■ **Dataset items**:
########################################

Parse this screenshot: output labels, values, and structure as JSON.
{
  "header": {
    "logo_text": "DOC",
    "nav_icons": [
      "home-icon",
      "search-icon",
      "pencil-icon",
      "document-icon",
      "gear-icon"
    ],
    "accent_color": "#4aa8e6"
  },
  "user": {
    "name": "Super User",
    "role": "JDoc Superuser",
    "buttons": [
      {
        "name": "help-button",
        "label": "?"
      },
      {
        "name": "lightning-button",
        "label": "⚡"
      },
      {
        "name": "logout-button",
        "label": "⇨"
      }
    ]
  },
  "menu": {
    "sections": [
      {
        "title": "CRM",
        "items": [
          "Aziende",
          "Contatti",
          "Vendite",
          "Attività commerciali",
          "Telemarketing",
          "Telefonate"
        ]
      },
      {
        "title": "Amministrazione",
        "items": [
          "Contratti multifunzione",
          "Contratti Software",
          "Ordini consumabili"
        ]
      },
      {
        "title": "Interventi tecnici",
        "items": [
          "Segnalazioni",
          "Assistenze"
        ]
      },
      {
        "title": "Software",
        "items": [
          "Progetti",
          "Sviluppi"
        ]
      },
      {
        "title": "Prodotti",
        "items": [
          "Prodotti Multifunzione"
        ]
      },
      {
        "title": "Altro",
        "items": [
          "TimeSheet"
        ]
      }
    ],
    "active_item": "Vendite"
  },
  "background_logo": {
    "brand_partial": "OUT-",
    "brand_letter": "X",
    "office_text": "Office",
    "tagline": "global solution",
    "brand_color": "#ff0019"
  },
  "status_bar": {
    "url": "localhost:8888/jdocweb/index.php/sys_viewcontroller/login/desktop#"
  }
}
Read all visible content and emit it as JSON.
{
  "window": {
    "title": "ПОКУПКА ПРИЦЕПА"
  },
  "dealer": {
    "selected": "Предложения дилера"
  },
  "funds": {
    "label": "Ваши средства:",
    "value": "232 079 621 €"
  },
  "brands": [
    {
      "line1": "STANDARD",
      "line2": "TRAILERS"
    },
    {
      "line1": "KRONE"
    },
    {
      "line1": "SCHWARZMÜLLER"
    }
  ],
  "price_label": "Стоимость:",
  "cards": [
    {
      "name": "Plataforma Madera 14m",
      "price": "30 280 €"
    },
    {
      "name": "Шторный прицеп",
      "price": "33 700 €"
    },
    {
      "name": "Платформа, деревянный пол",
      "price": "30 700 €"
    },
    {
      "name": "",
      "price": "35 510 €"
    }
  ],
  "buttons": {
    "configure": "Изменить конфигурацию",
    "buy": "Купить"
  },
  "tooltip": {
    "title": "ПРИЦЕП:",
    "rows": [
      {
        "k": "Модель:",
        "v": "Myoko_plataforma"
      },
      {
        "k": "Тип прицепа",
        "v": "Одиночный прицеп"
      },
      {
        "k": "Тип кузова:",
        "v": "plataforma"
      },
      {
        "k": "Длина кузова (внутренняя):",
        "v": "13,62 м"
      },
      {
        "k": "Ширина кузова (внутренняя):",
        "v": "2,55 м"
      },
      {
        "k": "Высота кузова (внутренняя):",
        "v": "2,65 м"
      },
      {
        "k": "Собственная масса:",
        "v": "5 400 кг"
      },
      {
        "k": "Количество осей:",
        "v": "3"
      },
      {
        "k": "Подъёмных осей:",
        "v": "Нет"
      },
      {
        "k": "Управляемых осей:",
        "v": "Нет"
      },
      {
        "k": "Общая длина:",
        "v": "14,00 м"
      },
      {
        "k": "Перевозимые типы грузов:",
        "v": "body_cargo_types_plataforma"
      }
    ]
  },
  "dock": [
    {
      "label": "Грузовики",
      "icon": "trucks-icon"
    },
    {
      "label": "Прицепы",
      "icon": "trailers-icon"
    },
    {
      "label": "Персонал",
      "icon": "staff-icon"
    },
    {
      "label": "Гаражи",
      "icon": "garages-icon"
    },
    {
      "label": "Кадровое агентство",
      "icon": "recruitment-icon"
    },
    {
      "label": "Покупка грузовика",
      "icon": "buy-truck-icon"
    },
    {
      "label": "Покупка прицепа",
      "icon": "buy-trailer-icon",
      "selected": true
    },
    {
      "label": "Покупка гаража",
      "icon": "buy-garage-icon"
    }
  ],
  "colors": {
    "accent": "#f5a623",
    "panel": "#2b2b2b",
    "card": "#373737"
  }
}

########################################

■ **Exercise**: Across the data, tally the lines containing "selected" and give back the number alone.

■ **Result below**: 2